Jorge Manrique

     Jorge Manrique was probably born in Paredes de Nava (Palencia), from Lara's house. He was the son of Rodrigo Manrique (1406-1476), Maestre of Santiago and amateur poet, cousin of Gómez Manrique and Juan Manrique, who were all artists and writers. In 1470 he was married to Guiomar Meneses, sister of his stepmother. He fought for the Catholic Kings, who made him Captain of Holly Brotherhood -a kind of Police- in Toledo. He was deadly wounded in a battle, buried in Ucles Monastery and, finally taken to Pedro Manrique beside his fahter.
   The most part of his love poetry can be read in General Cancionero (1511 y 1514). They show war images: love as conquest; lover as prisoner... He plays with his wife's name in acrostics or enchained syllabs; he writes sacred-prophane hyiperboles and allusions to Fortune.
   The Verses for the Death of his Father (h.1476-79) were published for the first time in Zamora, 1483.
   Its forty double sextillas of broke foot -half a verse- talk about an ascetic renounce to this world (cc.I-XIII) in a clear lenguage. They treat the Vbi sunt? (cc. XVI-XXIV) topic referred to contemporary characters: the old king Juan II, Pedro Girón, Alvaro de Luna or the king Enrique IV. Manrique's father, Rodrigo (c.XXV) is compared to greek or latin heroes. He deals with his christian death between his relatives in Ocaña.
   The Verses show the readings of Ancient History of his author and his knowledge of Cicero and Seneca. They deal of time and death in a familiar style. That is why Jorge Manrique is the most important of spanish medieval poets today.

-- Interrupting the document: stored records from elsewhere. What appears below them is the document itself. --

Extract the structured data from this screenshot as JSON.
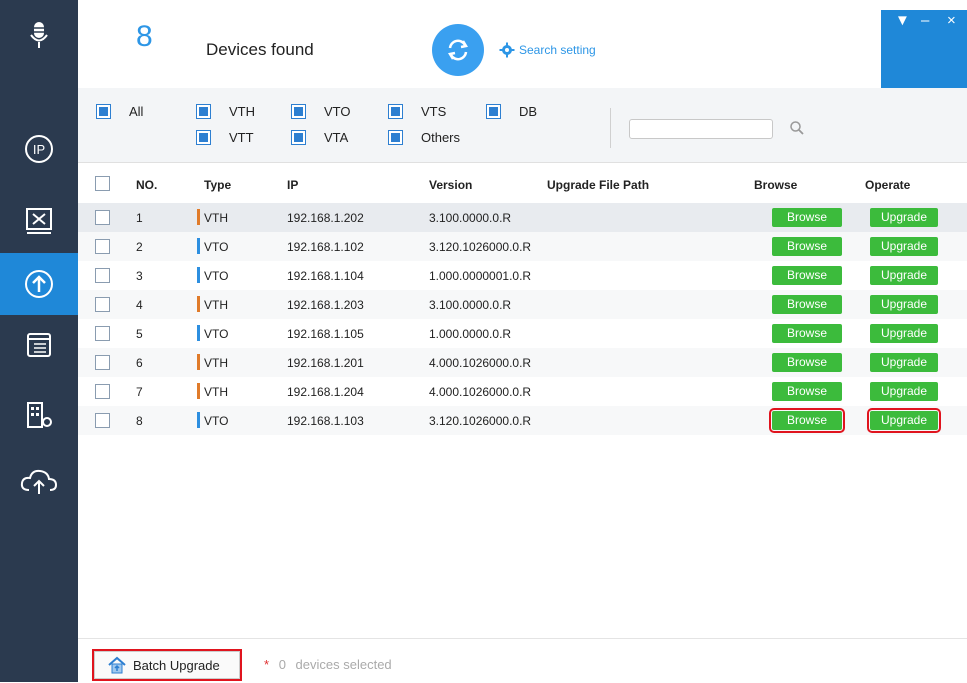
{
  "header": {
    "count": "8",
    "found_label": "Devices found",
    "search_setting_label": "Search setting"
  },
  "filters": {
    "items": [
      {
        "label": "All"
      },
      {
        "label": "VTH"
      },
      {
        "label": "VTO"
      },
      {
        "label": "VTS"
      },
      {
        "label": "DB"
      },
      {
        "label": "VTT"
      },
      {
        "label": "VTA"
      },
      {
        "label": "Others"
      }
    ],
    "search_value": ""
  },
  "table": {
    "columns": [
      "NO.",
      "Type",
      "IP",
      "Version",
      "Upgrade File Path",
      "Browse",
      "Operate"
    ],
    "browse_label": "Browse",
    "upgrade_label": "Upgrade",
    "type_colors": {
      "VTH": "#e07b2a",
      "VTO": "#2d8fe0"
    },
    "rows": [
      {
        "no": "1",
        "type": "VTH",
        "ip": "192.168.1.202",
        "version": "3.100.0000.0.R",
        "path": ""
      },
      {
        "no": "2",
        "type": "VTO",
        "ip": "192.168.1.102",
        "version": "3.120.1026000.0.R",
        "path": ""
      },
      {
        "no": "3",
        "type": "VTO",
        "ip": "192.168.1.104",
        "version": "1.000.0000001.0.R",
        "path": ""
      },
      {
        "no": "4",
        "type": "VTH",
        "ip": "192.168.1.203",
        "version": "3.100.0000.0.R",
        "path": ""
      },
      {
        "no": "5",
        "type": "VTO",
        "ip": "192.168.1.105",
        "version": "1.000.0000.0.R",
        "path": ""
      },
      {
        "no": "6",
        "type": "VTH",
        "ip": "192.168.1.201",
        "version": "4.000.1026000.0.R",
        "path": ""
      },
      {
        "no": "7",
        "type": "VTH",
        "ip": "192.168.1.204",
        "version": "4.000.1026000.0.R",
        "path": ""
      },
      {
        "no": "8",
        "type": "VTO",
        "ip": "192.168.1.103",
        "version": "3.120.1026000.0.R",
        "path": ""
      }
    ]
  },
  "footer": {
    "batch_label": "Batch Upgrade",
    "star": "*",
    "selected_count": "0",
    "selected_label": "devices selected"
  },
  "colors": {
    "sidebar": "#2b3a4f",
    "accent": "#1f88d8",
    "button_green": "#3cbb3c",
    "highlight_red": "#e0141e"
  },
  "sidebar": {
    "items": [
      {
        "icon": "microphone-icon"
      },
      {
        "icon": "ip-config-icon"
      },
      {
        "icon": "system-settings-icon"
      },
      {
        "icon": "upgrade-icon",
        "active": true
      },
      {
        "icon": "document-icon"
      },
      {
        "icon": "building-settings-icon"
      },
      {
        "icon": "cloud-upload-icon"
      }
    ]
  }
}
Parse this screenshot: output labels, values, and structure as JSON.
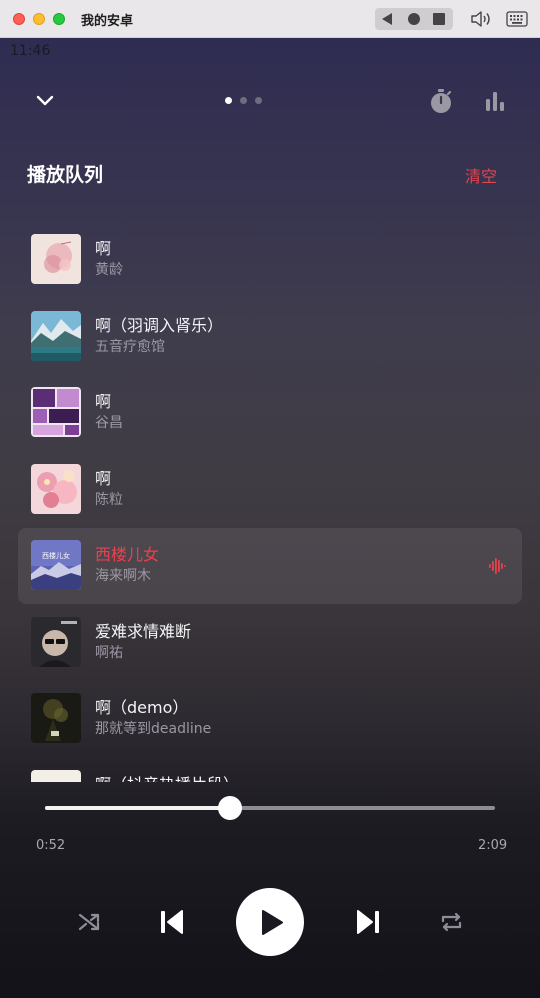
{
  "window": {
    "title": "我的安卓"
  },
  "status": {
    "time": "11:46"
  },
  "pager": {
    "count": 3,
    "active": 0
  },
  "queue": {
    "title": "播放队列",
    "clear_label": "清空",
    "items": [
      {
        "title": "啊",
        "artist": "黄龄",
        "cover": "pink-watercolor",
        "playing": false
      },
      {
        "title": "啊（羽调入肾乐）",
        "artist": "五音疗愈馆",
        "cover": "mountain-lake",
        "playing": false
      },
      {
        "title": "啊",
        "artist": "谷昌",
        "cover": "purple-collage",
        "playing": false
      },
      {
        "title": "啊",
        "artist": "陈粒",
        "cover": "pink-flowers",
        "playing": false
      },
      {
        "title": "西楼儿女",
        "artist": "海来啊木",
        "cover": "blue-night-mountains",
        "playing": true
      },
      {
        "title": "爱难求情难断",
        "artist": "啊祐",
        "cover": "man-sunglasses",
        "playing": false
      },
      {
        "title": "啊（demo）",
        "artist": "那就等到deadline",
        "cover": "dark-figure",
        "playing": false
      },
      {
        "title": "啊（抖音热播片段）",
        "artist": "",
        "cover": "light-partial",
        "playing": false
      }
    ]
  },
  "player": {
    "current_time": "0:52",
    "total_time": "2:09",
    "progress": 0.41
  },
  "colors": {
    "accent": "#e8424e"
  },
  "icons": [
    "collapse-chevron-icon",
    "sleep-timer-icon",
    "equalizer-icon",
    "shuffle-icon",
    "previous-icon",
    "play-icon",
    "next-icon",
    "repeat-icon",
    "now-playing-wave-icon"
  ]
}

D.Miguel Pérez Rosado.
Ph. D. in Hispanic Philology.